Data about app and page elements
════

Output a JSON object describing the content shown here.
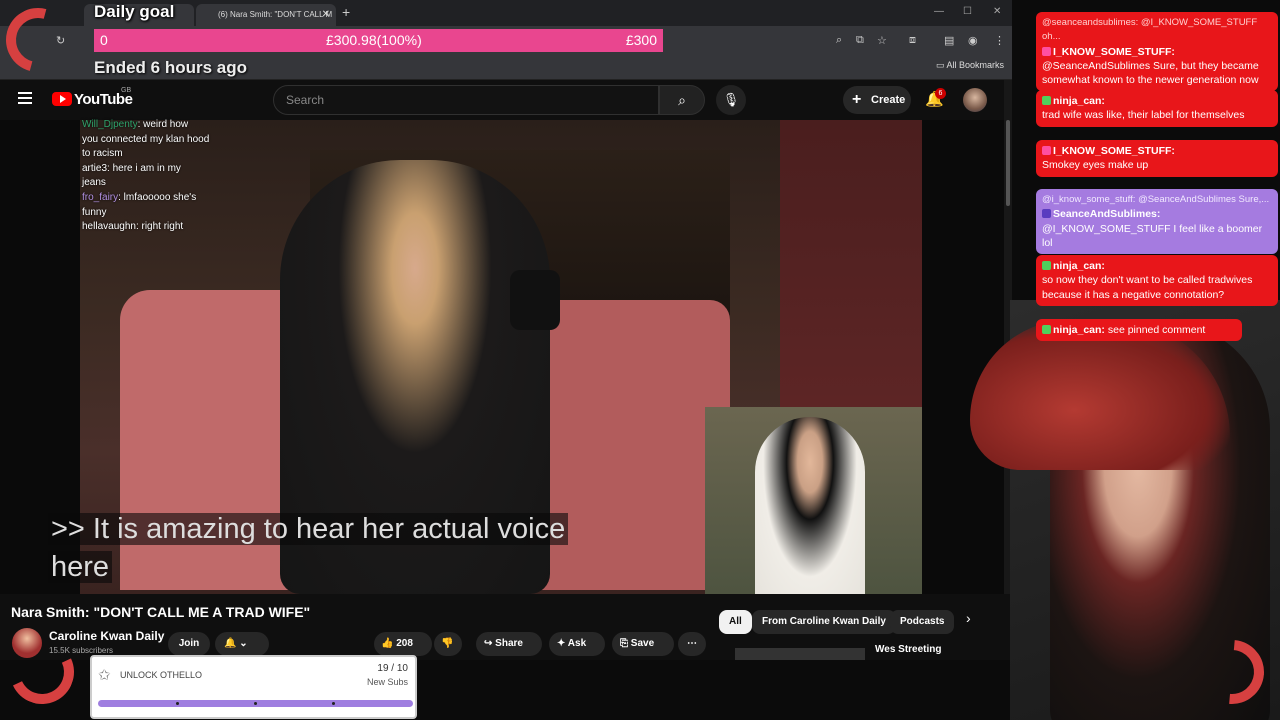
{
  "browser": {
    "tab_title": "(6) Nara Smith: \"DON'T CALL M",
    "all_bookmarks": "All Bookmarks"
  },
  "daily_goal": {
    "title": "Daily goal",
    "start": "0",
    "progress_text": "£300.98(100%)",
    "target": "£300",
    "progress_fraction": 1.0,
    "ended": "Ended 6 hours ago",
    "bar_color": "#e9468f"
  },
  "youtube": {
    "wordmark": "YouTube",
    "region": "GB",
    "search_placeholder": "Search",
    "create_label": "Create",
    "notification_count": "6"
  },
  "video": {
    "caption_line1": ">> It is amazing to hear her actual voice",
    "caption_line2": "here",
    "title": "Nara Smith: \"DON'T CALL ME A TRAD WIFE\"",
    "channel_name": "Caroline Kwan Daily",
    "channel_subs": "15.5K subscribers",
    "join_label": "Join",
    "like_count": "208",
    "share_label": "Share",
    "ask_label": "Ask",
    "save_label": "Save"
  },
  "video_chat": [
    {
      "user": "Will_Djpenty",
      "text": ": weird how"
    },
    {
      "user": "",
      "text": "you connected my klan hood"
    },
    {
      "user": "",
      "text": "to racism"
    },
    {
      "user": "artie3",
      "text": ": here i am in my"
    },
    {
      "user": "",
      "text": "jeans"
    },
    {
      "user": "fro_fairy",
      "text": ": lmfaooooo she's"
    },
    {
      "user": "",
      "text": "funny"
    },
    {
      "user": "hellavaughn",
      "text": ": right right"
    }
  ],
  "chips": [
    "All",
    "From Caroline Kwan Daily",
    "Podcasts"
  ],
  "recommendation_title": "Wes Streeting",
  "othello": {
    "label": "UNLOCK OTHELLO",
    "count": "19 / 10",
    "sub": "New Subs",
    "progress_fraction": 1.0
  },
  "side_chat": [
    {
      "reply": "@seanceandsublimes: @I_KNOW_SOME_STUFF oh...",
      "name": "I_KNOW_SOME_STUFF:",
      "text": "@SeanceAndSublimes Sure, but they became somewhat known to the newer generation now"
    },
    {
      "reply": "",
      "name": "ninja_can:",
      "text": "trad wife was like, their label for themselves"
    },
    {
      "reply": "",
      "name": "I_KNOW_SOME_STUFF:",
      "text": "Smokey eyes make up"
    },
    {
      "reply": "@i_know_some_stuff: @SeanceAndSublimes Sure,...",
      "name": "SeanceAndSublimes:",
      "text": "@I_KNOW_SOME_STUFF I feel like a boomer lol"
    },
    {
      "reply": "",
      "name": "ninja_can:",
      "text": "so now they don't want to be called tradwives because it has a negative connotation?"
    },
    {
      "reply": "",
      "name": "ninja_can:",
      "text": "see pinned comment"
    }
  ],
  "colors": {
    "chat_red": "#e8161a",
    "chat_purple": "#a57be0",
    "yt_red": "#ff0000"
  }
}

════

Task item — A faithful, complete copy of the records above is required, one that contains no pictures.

Solution for this problem —
Output a JSON object describing the content shown here.
{
  "browser": {
    "tab_title": "(6) Nara Smith: \"DON'T CALL M",
    "all_bookmarks": "All Bookmarks"
  },
  "daily_goal": {
    "title": "Daily goal",
    "start": "0",
    "progress_text": "£300.98(100%)",
    "target": "£300",
    "progress_fraction": 1.0,
    "ended": "Ended 6 hours ago",
    "bar_color": "#e9468f"
  },
  "youtube": {
    "wordmark": "YouTube",
    "region": "GB",
    "search_placeholder": "Search",
    "create_label": "Create",
    "notification_count": "6"
  },
  "video": {
    "caption_line1": ">> It is amazing to hear her actual voice",
    "caption_line2": "here",
    "title": "Nara Smith: \"DON'T CALL ME A TRAD WIFE\"",
    "channel_name": "Caroline Kwan Daily",
    "channel_subs": "15.5K subscribers",
    "join_label": "Join",
    "like_count": "208",
    "share_label": "Share",
    "ask_label": "Ask",
    "save_label": "Save"
  },
  "video_chat": [
    {
      "user": "Will_Djpenty",
      "text": ": weird how"
    },
    {
      "user": "",
      "text": "you connected my klan hood"
    },
    {
      "user": "",
      "text": "to racism"
    },
    {
      "user": "artie3",
      "text": ": here i am in my"
    },
    {
      "user": "",
      "text": "jeans"
    },
    {
      "user": "fro_fairy",
      "text": ": lmfaooooo she's"
    },
    {
      "user": "",
      "text": "funny"
    },
    {
      "user": "hellavaughn",
      "text": ": right right"
    }
  ],
  "chips": [
    "All",
    "From Caroline Kwan Daily",
    "Podcasts"
  ],
  "recommendation_title": "Wes Streeting",
  "othello": {
    "label": "UNLOCK OTHELLO",
    "count": "19 / 10",
    "sub": "New Subs",
    "progress_fraction": 1.0
  },
  "side_chat": [
    {
      "reply": "@seanceandsublimes: @I_KNOW_SOME_STUFF oh...",
      "name": "I_KNOW_SOME_STUFF:",
      "text": "@SeanceAndSublimes Sure, but they became somewhat known to the newer generation now"
    },
    {
      "reply": "",
      "name": "ninja_can:",
      "text": "trad wife was like, their label for themselves"
    },
    {
      "reply": "",
      "name": "I_KNOW_SOME_STUFF:",
      "text": "Smokey eyes make up"
    },
    {
      "reply": "@i_know_some_stuff: @SeanceAndSublimes Sure,...",
      "name": "SeanceAndSublimes:",
      "text": "@I_KNOW_SOME_STUFF I feel like a boomer lol"
    },
    {
      "reply": "",
      "name": "ninja_can:",
      "text": "so now they don't want to be called tradwives because it has a negative connotation?"
    },
    {
      "reply": "",
      "name": "ninja_can:",
      "text": "see pinned comment"
    }
  ],
  "colors": {
    "chat_red": "#e8161a",
    "chat_purple": "#a57be0",
    "yt_red": "#ff0000"
  }
}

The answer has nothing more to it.